Smoke and ocher in poetic terms refer to “dreams of the earth.” This combination can be compared to perfume used to describe scented mixtures. The Latin word, “per fumus,” means “through smoke.” A 2,000-year-old scent has been reinvented from an ancient perfume recipe.
Cardamom, olive oil, and cinnamon were the key ingredients. Essential for both were myrrh and resin. The Egyptians stored their precious perfumes in glass bottles. It was one of the first common uses for glass.
Prof. Robert Littman and Dr. Jay Silverstein from the University of Hawaii have been working in the ancient Egyptian city of Thmuis.
They discovered a raft of kilns dating back to the 3rd century. The team discovered an area that produced a kind of liquid. A hoard of silver coins, gold, and silver jewelry was close to the kilns.

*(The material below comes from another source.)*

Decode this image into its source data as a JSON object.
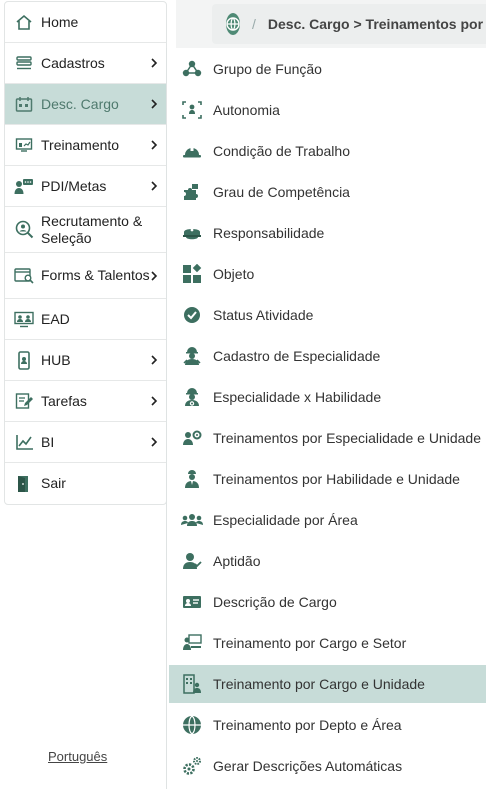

Residues in the vessels were transported to experts Dora Goldsmith and Sean Coughlin. The team studied the ancient scents.
The most potent scents were of the Mendesian and Metopian era.
What was the mystery of Queen Cleopatra’s legendary beauty? Its believed that beauty requires “no pain no gain”. Cleopatra bathed in sour goat’s milk. She used dried crocodile dung to beautify her complexion.
Like to days celebs, “she had her own perfume factory.
In ancient times smell had a profound meaning. Dr. Silverstein emphasized that perfume played an integral part in rituals and healing. It was even associated with immortality…
The perfume business has had a long fragrant history. Now you can get a whiff of ancient Egyptian dreams and sample her royal aroma. The National Geographic Museum in Washington DC has included the perfume of Cleopatra in their “Queens of Egypt” exhibit.